The second feature of the GoScan50 for scanning people is its ability to track natural features on the object, without the need for tracking targets. This makes for a very powerful tool to scan people without needing to add target dots at all.
Third, those abilities coupled with the GoScan50’s large scan area of 15inX15in, allows you to capture a large section at a time, and track a large area of virtual targets so the scanner does not get lost. As you can see in this picture, the large area of, eye-safe, structured light that the scanner is projecting out. This makes scanning a person or limb very quick to get done so they do not have to hold a position for any excessive amount of time.

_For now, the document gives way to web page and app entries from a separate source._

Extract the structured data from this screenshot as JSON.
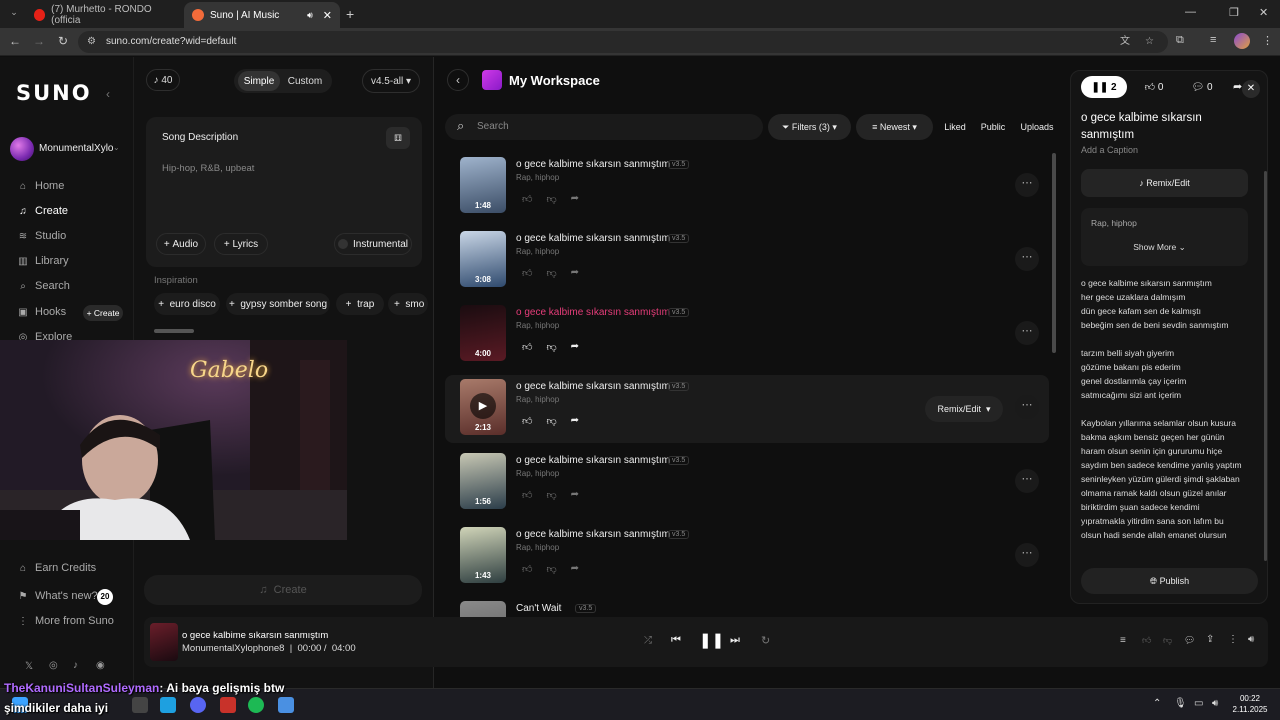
{
  "browser": {
    "tabs": [
      {
        "title": "(7) Murhetto - RONDO (officia",
        "color": "#e62117"
      },
      {
        "title": "Suno | AI Music",
        "color": "#f26b3a"
      }
    ],
    "url": "suno.com/create?wid=default"
  },
  "sidebar": {
    "logo": "SUNO",
    "user": "MonumentalXylo",
    "items": [
      {
        "label": "Home",
        "icon": "home-icon",
        "glyph": "⌂"
      },
      {
        "label": "Create",
        "icon": "music-note-icon",
        "glyph": "♫"
      },
      {
        "label": "Studio",
        "icon": "studio-icon",
        "glyph": "≋"
      },
      {
        "label": "Library",
        "icon": "library-icon",
        "glyph": "▥"
      },
      {
        "label": "Search",
        "icon": "search-icon",
        "glyph": "⌕"
      },
      {
        "label": "Hooks",
        "icon": "hooks-icon",
        "glyph": "▣"
      },
      {
        "label": "Explore",
        "icon": "explore-icon",
        "glyph": "◎"
      }
    ],
    "hooks_create": "+ Create",
    "bottom": [
      {
        "label": "Earn Credits",
        "glyph": "⌂"
      },
      {
        "label": "What's new?",
        "glyph": "⚑"
      },
      {
        "label": "More from Suno",
        "glyph": "⋮"
      }
    ],
    "whats_new_badge": "20"
  },
  "create": {
    "credits": "40",
    "mode_simple": "Simple",
    "mode_custom": "Custom",
    "model": "v4.5-all",
    "desc_label": "Song Description",
    "desc_placeholder": "Hip-hop, R&B, upbeat",
    "audio": "Audio",
    "lyrics": "Lyrics",
    "instrumental": "Instrumental",
    "inspiration": "Inspiration",
    "tags": [
      "euro disco",
      "gypsy somber song",
      "trap",
      "smo"
    ],
    "create_button": "Create"
  },
  "workspace": {
    "title": "My Workspace",
    "search_placeholder": "Search",
    "filters": "Filters (3)",
    "sort": "Newest",
    "chips": [
      "Liked",
      "Public",
      "Uploads"
    ],
    "songs": [
      {
        "title": "o gece kalbime sıkarsın sanmıştım",
        "version": "v3.5",
        "genre": "Rap, hiphop",
        "duration": "1:48",
        "c1": "#3b4d66",
        "c2": "#9fb3cc"
      },
      {
        "title": "o gece kalbime sıkarsın sanmıştım",
        "version": "v3.5",
        "genre": "Rap, hiphop",
        "duration": "3:08",
        "c1": "#2f4a6e",
        "c2": "#c9d6e6"
      },
      {
        "title": "o gece kalbime sıkarsın sanmıştım",
        "version": "v3.5",
        "genre": "Rap, hiphop",
        "duration": "4:00",
        "c1": "#5a1a24",
        "c2": "#1a0c10",
        "pink": true
      },
      {
        "title": "o gece kalbime sıkarsın sanmıştım",
        "version": "v3.5",
        "genre": "Rap, hiphop",
        "duration": "2:13",
        "c1": "#5a2e2a",
        "c2": "#a87a6a",
        "hover": true
      },
      {
        "title": "o gece kalbime sıkarsın sanmıştım",
        "version": "v3.5",
        "genre": "Rap, hiphop",
        "duration": "1:56",
        "c1": "#2b3d4a",
        "c2": "#c8c8b4"
      },
      {
        "title": "o gece kalbime sıkarsın sanmıştım",
        "version": "v3.5",
        "genre": "Rap, hiphop",
        "duration": "1:43",
        "c1": "#2e3e40",
        "c2": "#d0d4b8"
      },
      {
        "title": "Can't Wait",
        "version": "v3.5",
        "genre": "",
        "duration": "",
        "c1": "#5a5a5a",
        "c2": "#8a8a8a"
      }
    ],
    "remix_edit": "Remix/Edit"
  },
  "detail": {
    "plays": "2",
    "likes": "0",
    "comments": "0",
    "title": "o gece kalbime sıkarsın sanmıştım",
    "caption": "Add a Caption",
    "remix": "Remix/Edit",
    "tags": "Rap, hiphop",
    "show_more": "Show More",
    "lyrics": [
      "o gece kalbime sıkarsın sanmıştım\nher gece uzaklara dalmışım\ndün gece kafam sen de kalmıştı\nbebeğim sen de beni sevdin sanmıştım",
      "tarzım belli siyah giyerim\ngözüme bakanı pis ederim\ngenel dostlarımla çay içerim\nsatmıcağımı sizi ant içerim",
      "Kaybolan yıllarıma selamlar olsun kusura\nbakma aşkım bensiz geçen her günün\nharam olsun senin için gururumu hiçe\nsaydım ben sadece kendime yanlış yaptım\nseninleyken yüzüm gülerdi şimdi şaklaban\nolmama ramak kaldı olsun güzel anılar\nbiriktirdim şuan sadece kendimi\nyıpratmakla yitirdim sana son lafım bu\nolsun hadi sende allah emanet olursun"
    ],
    "publish": "Publish"
  },
  "player": {
    "title": "o gece kalbime sıkarsın sanmıştım",
    "artist": "MonumentalXylophone8",
    "time": "00:00",
    "total": "04:00"
  },
  "stream": {
    "chat_user": "TheKanuniSultanSuleyman",
    "chat_msg": ": Ai baya gelişmiş btw",
    "chat_line2": "şimdikiler daha iyi",
    "neon": "Gabelo"
  },
  "taskbar": {
    "time": "00:22",
    "date": "2.11.2025"
  }
}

The final thing that helps with scanning of anatomy or anything that might move on you is the capabilities of the software to help correct for any errant data and bad frames that might be collected. Within VXElements you can select a section of the scan and every frame associated with the selection can be deleted. So say you are scanning a hand to make a custom glove or a foot to make some custom shoes/boots and they shift a finger or the entire hand for a second.
In this picture, the thumb moved dramatically and was picked up as new data. This is just during the live scan process and is before the final image is rendered (this makes it much easier on the computer to collect the data).